___ Provided material
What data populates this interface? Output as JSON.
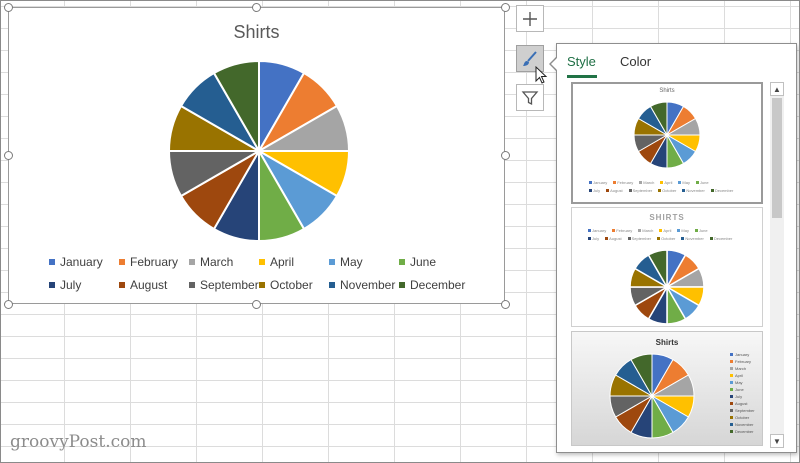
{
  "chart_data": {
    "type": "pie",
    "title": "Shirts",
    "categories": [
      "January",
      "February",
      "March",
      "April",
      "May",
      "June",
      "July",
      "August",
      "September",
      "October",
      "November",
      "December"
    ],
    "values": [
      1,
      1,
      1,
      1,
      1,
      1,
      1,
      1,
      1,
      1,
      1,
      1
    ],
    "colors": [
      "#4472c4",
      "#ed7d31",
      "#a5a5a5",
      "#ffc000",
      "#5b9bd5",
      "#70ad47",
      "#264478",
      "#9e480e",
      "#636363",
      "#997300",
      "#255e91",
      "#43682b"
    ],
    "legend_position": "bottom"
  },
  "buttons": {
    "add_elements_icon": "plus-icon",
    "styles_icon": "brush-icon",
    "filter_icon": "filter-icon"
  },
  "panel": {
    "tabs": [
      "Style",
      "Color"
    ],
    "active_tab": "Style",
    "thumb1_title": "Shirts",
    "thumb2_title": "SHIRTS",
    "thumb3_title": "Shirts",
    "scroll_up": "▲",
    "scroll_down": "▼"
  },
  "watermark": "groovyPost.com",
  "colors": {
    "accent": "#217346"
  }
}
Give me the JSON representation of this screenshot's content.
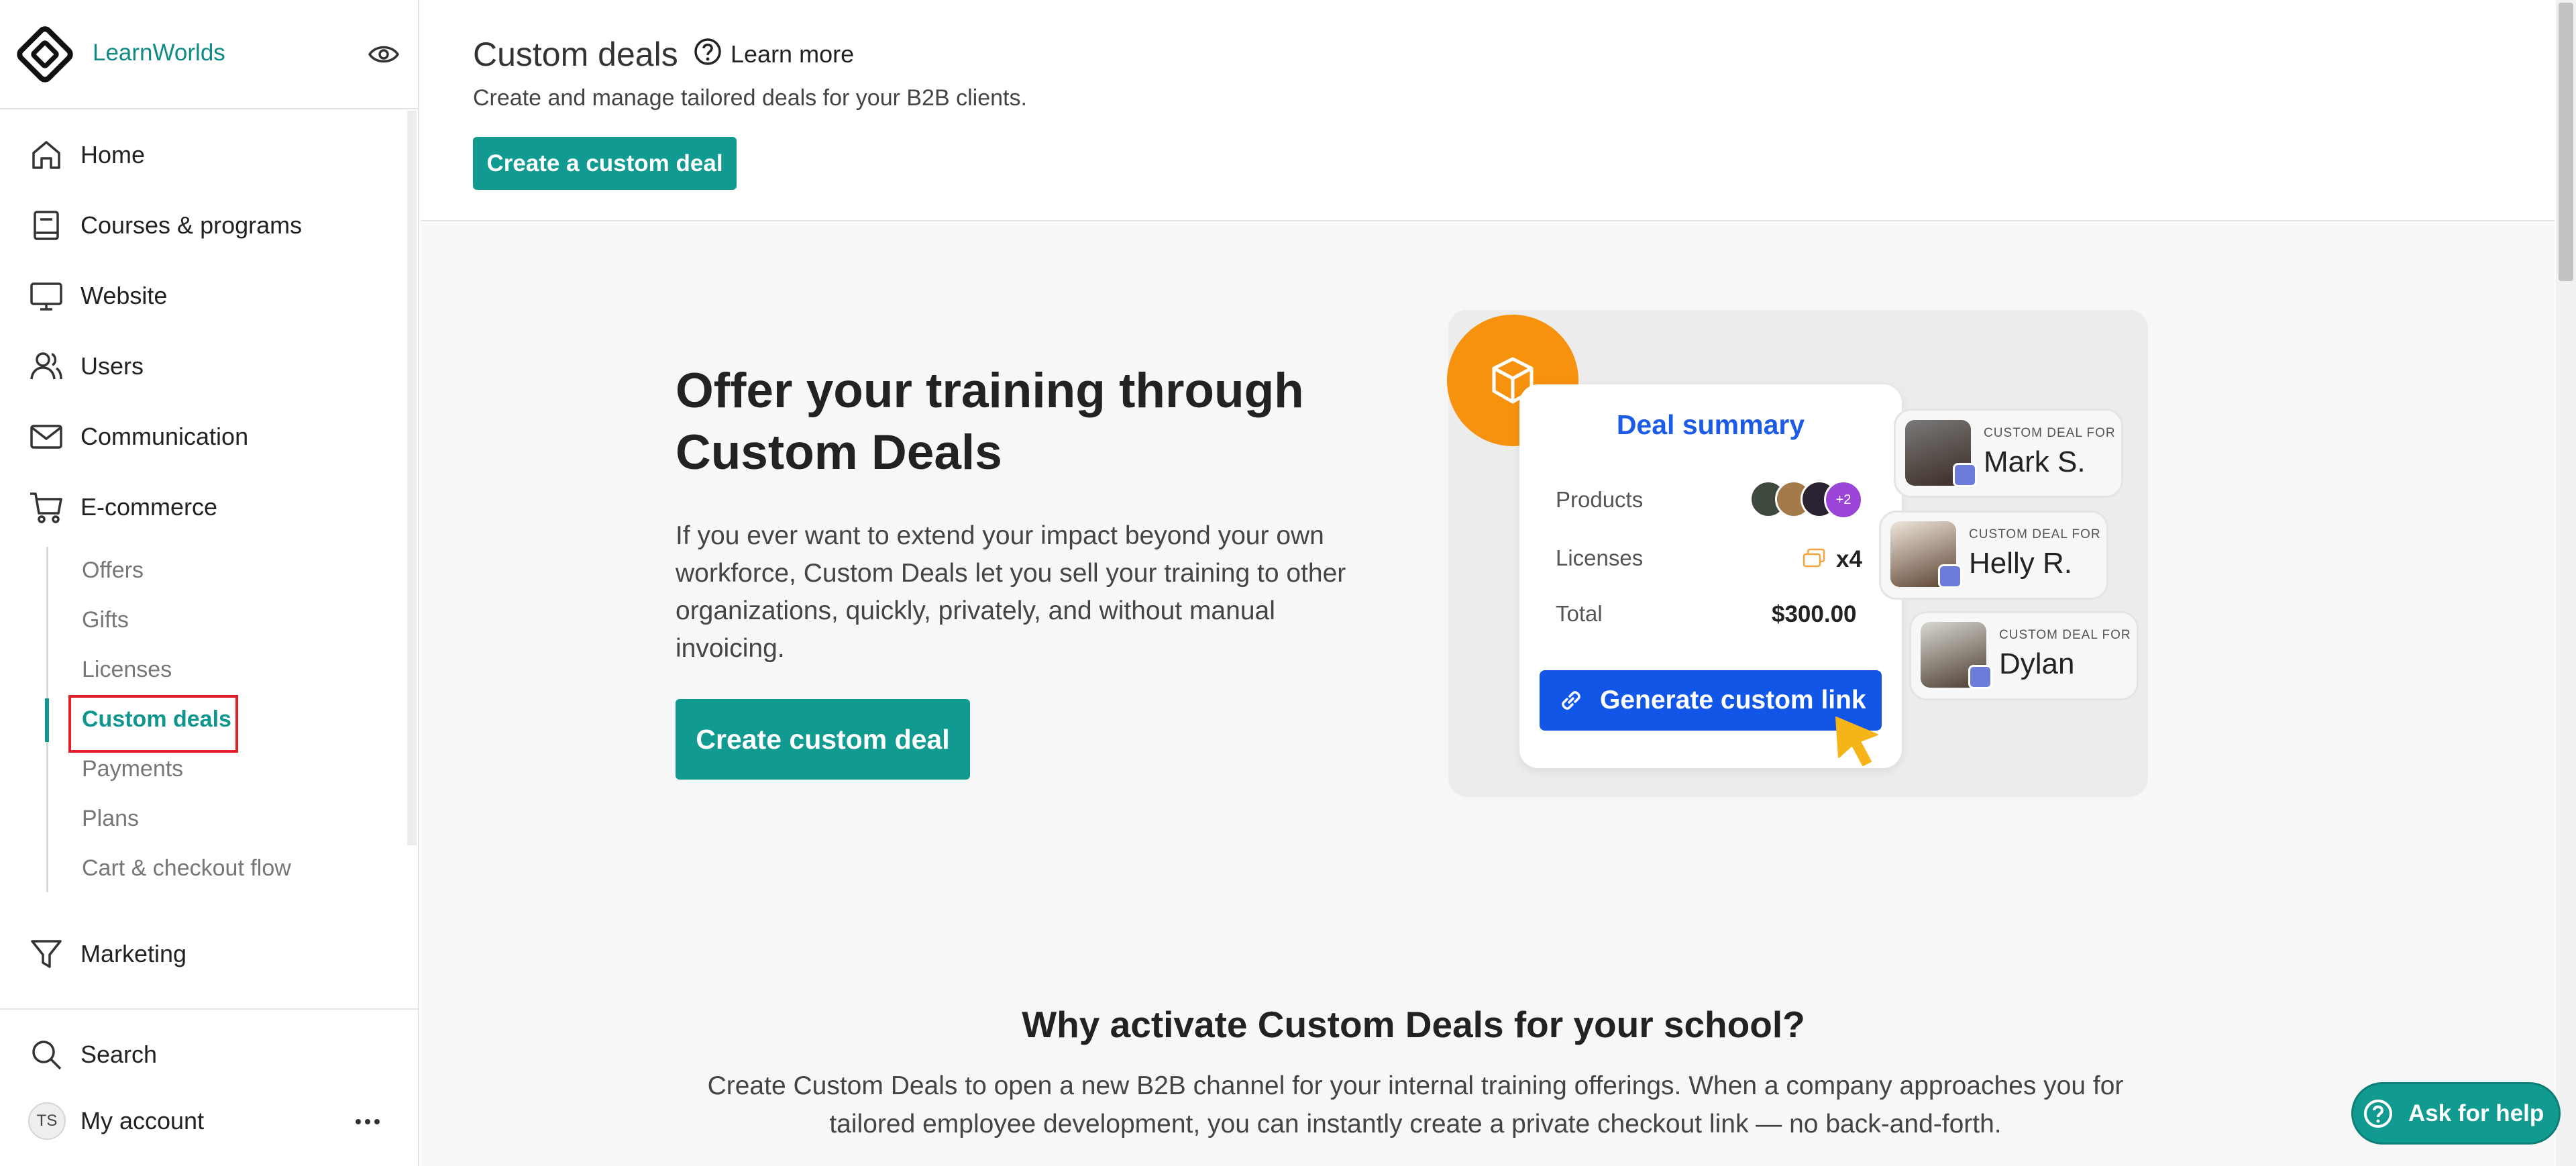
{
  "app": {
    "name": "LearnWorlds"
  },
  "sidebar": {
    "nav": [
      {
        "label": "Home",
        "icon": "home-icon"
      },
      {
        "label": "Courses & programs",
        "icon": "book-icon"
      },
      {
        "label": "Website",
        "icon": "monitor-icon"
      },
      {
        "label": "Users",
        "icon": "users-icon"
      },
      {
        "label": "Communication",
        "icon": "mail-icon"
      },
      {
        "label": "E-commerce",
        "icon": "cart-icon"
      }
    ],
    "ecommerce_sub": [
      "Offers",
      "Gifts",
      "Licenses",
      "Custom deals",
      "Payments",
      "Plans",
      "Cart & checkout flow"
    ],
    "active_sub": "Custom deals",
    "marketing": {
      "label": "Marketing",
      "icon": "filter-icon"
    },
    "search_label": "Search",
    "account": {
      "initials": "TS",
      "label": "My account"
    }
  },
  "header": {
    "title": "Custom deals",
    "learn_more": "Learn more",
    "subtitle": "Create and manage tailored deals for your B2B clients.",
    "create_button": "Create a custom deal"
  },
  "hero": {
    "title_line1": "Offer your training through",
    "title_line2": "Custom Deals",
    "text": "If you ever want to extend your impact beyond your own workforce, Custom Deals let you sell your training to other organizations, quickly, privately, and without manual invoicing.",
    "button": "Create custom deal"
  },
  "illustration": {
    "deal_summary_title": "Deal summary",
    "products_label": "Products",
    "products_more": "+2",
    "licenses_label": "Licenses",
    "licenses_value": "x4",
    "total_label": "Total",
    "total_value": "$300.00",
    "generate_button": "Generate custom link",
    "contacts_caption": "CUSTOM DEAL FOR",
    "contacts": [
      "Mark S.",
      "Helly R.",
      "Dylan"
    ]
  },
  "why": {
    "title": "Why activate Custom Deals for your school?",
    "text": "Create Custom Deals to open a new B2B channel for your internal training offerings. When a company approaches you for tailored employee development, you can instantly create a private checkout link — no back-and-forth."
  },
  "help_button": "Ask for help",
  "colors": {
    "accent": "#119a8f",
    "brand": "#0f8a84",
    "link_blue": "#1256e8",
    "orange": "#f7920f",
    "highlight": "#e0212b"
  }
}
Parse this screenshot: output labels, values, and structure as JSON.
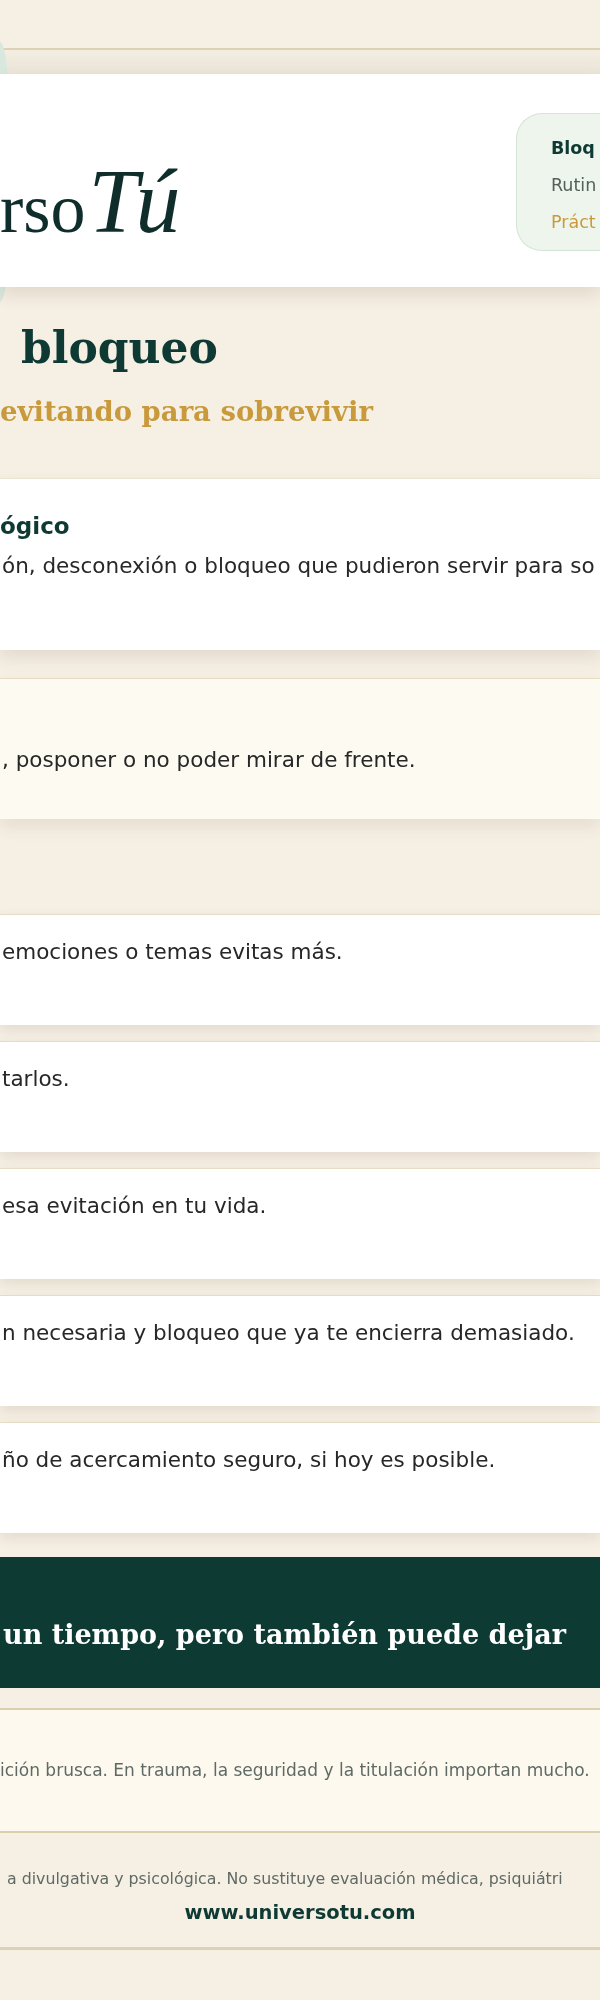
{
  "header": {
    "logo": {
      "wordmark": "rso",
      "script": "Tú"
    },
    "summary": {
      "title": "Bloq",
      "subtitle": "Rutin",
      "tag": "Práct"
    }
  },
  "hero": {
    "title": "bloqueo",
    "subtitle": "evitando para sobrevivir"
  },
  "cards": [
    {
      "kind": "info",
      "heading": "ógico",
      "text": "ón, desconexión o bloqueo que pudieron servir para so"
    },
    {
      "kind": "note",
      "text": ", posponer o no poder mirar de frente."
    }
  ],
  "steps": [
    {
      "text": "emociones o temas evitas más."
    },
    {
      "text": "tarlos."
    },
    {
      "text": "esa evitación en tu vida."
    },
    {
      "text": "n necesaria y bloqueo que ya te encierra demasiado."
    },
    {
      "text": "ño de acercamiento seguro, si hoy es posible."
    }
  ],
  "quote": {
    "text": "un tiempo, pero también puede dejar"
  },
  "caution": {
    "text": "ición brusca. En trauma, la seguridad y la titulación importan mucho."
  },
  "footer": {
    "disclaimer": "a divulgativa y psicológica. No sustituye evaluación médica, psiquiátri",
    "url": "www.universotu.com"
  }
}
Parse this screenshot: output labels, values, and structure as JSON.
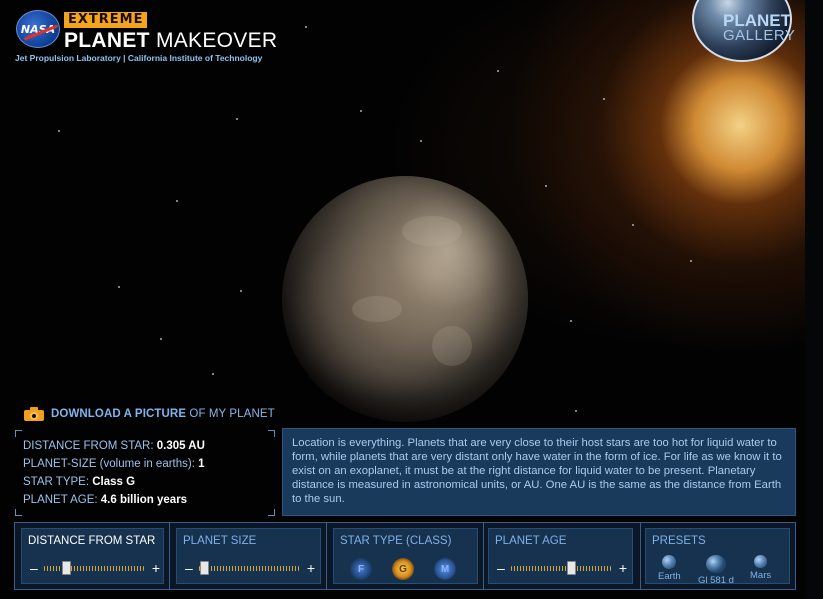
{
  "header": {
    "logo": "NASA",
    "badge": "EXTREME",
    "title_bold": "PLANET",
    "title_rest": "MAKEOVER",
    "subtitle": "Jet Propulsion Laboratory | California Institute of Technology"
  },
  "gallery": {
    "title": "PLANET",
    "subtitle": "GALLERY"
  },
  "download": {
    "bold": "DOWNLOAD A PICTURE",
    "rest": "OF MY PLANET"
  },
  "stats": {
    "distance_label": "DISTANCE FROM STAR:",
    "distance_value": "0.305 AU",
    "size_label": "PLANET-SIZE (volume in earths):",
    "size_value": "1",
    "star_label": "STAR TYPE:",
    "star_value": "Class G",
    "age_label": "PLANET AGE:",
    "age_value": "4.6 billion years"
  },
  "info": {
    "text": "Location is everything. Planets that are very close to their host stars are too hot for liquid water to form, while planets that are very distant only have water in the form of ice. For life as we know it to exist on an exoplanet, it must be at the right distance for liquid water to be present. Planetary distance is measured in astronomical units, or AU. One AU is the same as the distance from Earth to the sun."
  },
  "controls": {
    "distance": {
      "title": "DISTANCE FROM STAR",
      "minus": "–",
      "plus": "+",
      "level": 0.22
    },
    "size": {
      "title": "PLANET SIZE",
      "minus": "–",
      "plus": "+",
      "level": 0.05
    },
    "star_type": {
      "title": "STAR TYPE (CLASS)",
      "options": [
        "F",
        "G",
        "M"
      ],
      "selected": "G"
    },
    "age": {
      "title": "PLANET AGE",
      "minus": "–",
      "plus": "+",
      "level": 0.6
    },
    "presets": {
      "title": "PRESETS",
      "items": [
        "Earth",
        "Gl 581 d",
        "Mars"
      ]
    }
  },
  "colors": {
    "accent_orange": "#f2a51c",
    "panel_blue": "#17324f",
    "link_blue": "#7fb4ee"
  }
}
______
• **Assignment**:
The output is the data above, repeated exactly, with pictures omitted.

• **The answer**:
What data populates this interface? Output as JSON.
{
  "chart_data": {
    "type": "pie",
    "title": "Shirts",
    "categories": [
      "January",
      "February",
      "March",
      "April",
      "May",
      "June",
      "July",
      "August",
      "September",
      "October",
      "November",
      "December"
    ],
    "values": [
      1,
      1,
      1,
      1,
      1,
      1,
      1,
      1,
      1,
      1,
      1,
      1
    ],
    "colors": [
      "#4472c4",
      "#ed7d31",
      "#a5a5a5",
      "#ffc000",
      "#5b9bd5",
      "#70ad47",
      "#264478",
      "#9e480e",
      "#636363",
      "#997300",
      "#255e91",
      "#43682b"
    ],
    "legend_position": "bottom"
  },
  "buttons": {
    "add_elements_icon": "plus-icon",
    "styles_icon": "brush-icon",
    "filter_icon": "filter-icon"
  },
  "panel": {
    "tabs": [
      "Style",
      "Color"
    ],
    "active_tab": "Style",
    "thumb1_title": "Shirts",
    "thumb2_title": "SHIRTS",
    "thumb3_title": "Shirts",
    "scroll_up": "▲",
    "scroll_down": "▼"
  },
  "watermark": "groovyPost.com",
  "colors": {
    "accent": "#217346"
  }
}
Give me the JSON representation of this screenshot's content.
{
  "app": {
    "name": "LearnWorlds"
  },
  "sidebar": {
    "nav": [
      {
        "label": "Home",
        "icon": "home-icon"
      },
      {
        "label": "Courses & programs",
        "icon": "book-icon"
      },
      {
        "label": "Website",
        "icon": "monitor-icon"
      },
      {
        "label": "Users",
        "icon": "users-icon"
      },
      {
        "label": "Communication",
        "icon": "mail-icon"
      },
      {
        "label": "E-commerce",
        "icon": "cart-icon"
      }
    ],
    "ecommerce_sub": [
      "Offers",
      "Gifts",
      "Licenses",
      "Custom deals",
      "Payments",
      "Plans",
      "Cart & checkout flow"
    ],
    "active_sub": "Custom deals",
    "marketing": {
      "label": "Marketing",
      "icon": "filter-icon"
    },
    "search_label": "Search",
    "account": {
      "initials": "TS",
      "label": "My account"
    }
  },
  "header": {
    "title": "Custom deals",
    "learn_more": "Learn more",
    "subtitle": "Create and manage tailored deals for your B2B clients.",
    "create_button": "Create a custom deal"
  },
  "hero": {
    "title_line1": "Offer your training through",
    "title_line2": "Custom Deals",
    "text": "If you ever want to extend your impact beyond your own workforce, Custom Deals let you sell your training to other organizations, quickly, privately, and without manual invoicing.",
    "button": "Create custom deal"
  },
  "illustration": {
    "deal_summary_title": "Deal summary",
    "products_label": "Products",
    "products_more": "+2",
    "licenses_label": "Licenses",
    "licenses_value": "x4",
    "total_label": "Total",
    "total_value": "$300.00",
    "generate_button": "Generate custom link",
    "contacts_caption": "CUSTOM DEAL FOR",
    "contacts": [
      "Mark S.",
      "Helly R.",
      "Dylan"
    ]
  },
  "why": {
    "title": "Why activate Custom Deals for your school?",
    "text": "Create Custom Deals to open a new B2B channel for your internal training offerings. When a company approaches you for tailored employee development, you can instantly create a private checkout link — no back-and-forth."
  },
  "help_button": "Ask for help",
  "colors": {
    "accent": "#119a8f",
    "brand": "#0f8a84",
    "link_blue": "#1256e8",
    "orange": "#f7920f",
    "highlight": "#e0212b"
  }
}
Parse this screenshot: output labels, values, and structure as JSON.
{
  "header": {
    "logo": {
      "wordmark": "rso",
      "script": "Tú"
    },
    "summary": {
      "title": "Bloq",
      "subtitle": "Rutin",
      "tag": "Práct"
    }
  },
  "hero": {
    "title": "bloqueo",
    "subtitle": "evitando para sobrevivir"
  },
  "cards": [
    {
      "kind": "info",
      "heading": "ógico",
      "text": "ón, desconexión o bloqueo que pudieron servir para so"
    },
    {
      "kind": "note",
      "text": ", posponer o no poder mirar de frente."
    }
  ],
  "steps": [
    {
      "text": "emociones o temas evitas más."
    },
    {
      "text": "tarlos."
    },
    {
      "text": "esa evitación en tu vida."
    },
    {
      "text": "n necesaria y bloqueo que ya te encierra demasiado."
    },
    {
      "text": "ño de acercamiento seguro, si hoy es posible."
    }
  ],
  "quote": {
    "text": "un tiempo, pero también puede dejar"
  },
  "caution": {
    "text": "ición brusca. En trauma, la seguridad y la titulación importan mucho."
  },
  "footer": {
    "disclaimer": "a divulgativa y psicológica. No sustituye evaluación médica, psiquiátri",
    "url": "www.universotu.com"
  }
}
Parse this screenshot: output labels, values, and structure as JSON.
{
  "header": {
    "logo": "NASA",
    "badge": "EXTREME",
    "title_bold": "PLANET",
    "title_rest": "MAKEOVER",
    "subtitle": "Jet Propulsion Laboratory | California Institute of Technology"
  },
  "gallery": {
    "title": "PLANET",
    "subtitle": "GALLERY"
  },
  "download": {
    "bold": "DOWNLOAD A PICTURE",
    "rest": "OF MY PLANET"
  },
  "stats": {
    "distance_label": "DISTANCE FROM STAR:",
    "distance_value": "0.305 AU",
    "size_label": "PLANET-SIZE (volume in earths):",
    "size_value": "1",
    "star_label": "STAR TYPE:",
    "star_value": "Class G",
    "age_label": "PLANET AGE:",
    "age_value": "4.6 billion years"
  },
  "info": {
    "text": "Location is everything. Planets that are very close to their host stars are too hot for liquid water to form, while planets that are very distant only have water in the form of ice. For life as we know it to exist on an exoplanet, it must be at the right distance for liquid water to be present. Planetary distance is measured in astronomical units, or AU. One AU is the same as the distance from Earth to the sun."
  },
  "controls": {
    "distance": {
      "title": "DISTANCE FROM STAR",
      "minus": "–",
      "plus": "+",
      "level": 0.22
    },
    "size": {
      "title": "PLANET SIZE",
      "minus": "–",
      "plus": "+",
      "level": 0.05
    },
    "star_type": {
      "title": "STAR TYPE (CLASS)",
      "options": [
        "F",
        "G",
        "M"
      ],
      "selected": "G"
    },
    "age": {
      "title": "PLANET AGE",
      "minus": "–",
      "plus": "+",
      "level": 0.6
    },
    "presets": {
      "title": "PRESETS",
      "items": [
        "Earth",
        "Gl 581 d",
        "Mars"
      ]
    }
  },
  "colors": {
    "accent_orange": "#f2a51c",
    "panel_blue": "#17324f",
    "link_blue": "#7fb4ee"
  }
}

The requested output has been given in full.